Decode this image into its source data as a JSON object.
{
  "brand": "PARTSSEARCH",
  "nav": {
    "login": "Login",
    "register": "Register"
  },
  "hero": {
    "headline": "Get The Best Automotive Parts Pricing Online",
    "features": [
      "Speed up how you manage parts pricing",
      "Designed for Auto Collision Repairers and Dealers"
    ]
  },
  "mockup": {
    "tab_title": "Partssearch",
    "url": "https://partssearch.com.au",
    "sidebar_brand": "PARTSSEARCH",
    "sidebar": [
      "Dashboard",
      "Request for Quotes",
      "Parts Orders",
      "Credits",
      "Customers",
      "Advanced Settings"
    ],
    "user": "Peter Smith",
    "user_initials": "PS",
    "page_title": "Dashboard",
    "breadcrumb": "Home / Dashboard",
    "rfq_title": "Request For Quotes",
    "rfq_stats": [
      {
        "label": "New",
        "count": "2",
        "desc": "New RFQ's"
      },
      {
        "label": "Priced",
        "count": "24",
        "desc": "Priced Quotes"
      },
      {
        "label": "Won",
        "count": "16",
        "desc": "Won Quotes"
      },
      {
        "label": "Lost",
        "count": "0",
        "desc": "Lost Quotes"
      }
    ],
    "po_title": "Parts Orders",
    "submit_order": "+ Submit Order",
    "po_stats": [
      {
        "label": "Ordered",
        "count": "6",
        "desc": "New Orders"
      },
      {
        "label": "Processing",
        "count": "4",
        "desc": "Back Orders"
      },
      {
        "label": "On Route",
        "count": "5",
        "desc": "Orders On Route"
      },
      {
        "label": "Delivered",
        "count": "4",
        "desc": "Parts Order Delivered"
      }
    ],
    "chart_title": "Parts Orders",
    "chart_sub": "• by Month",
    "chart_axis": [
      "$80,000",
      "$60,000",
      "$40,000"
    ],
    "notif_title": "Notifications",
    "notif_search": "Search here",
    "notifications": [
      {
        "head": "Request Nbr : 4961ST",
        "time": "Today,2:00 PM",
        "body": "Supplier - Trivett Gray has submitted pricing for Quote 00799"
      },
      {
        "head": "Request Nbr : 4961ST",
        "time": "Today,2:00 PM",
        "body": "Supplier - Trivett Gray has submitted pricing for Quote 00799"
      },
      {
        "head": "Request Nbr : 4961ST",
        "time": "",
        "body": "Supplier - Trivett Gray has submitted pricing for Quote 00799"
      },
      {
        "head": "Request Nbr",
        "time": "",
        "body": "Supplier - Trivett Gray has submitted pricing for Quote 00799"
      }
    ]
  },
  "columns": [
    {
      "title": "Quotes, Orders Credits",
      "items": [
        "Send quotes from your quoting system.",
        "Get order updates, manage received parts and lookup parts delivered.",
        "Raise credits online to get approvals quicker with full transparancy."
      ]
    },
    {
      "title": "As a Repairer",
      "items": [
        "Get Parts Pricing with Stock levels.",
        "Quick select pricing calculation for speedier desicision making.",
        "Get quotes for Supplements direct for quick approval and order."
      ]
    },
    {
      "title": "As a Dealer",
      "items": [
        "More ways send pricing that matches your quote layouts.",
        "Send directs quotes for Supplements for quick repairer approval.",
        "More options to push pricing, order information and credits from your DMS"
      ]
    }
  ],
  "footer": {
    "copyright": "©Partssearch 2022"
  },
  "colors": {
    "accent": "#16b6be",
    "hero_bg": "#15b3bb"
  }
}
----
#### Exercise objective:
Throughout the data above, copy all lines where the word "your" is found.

#### Exercise output:
        "Send quotes from your quoting system.",
        "More ways send pricing that matches your quote layouts.",
        "More options to push pricing, order information and credits from your DMS"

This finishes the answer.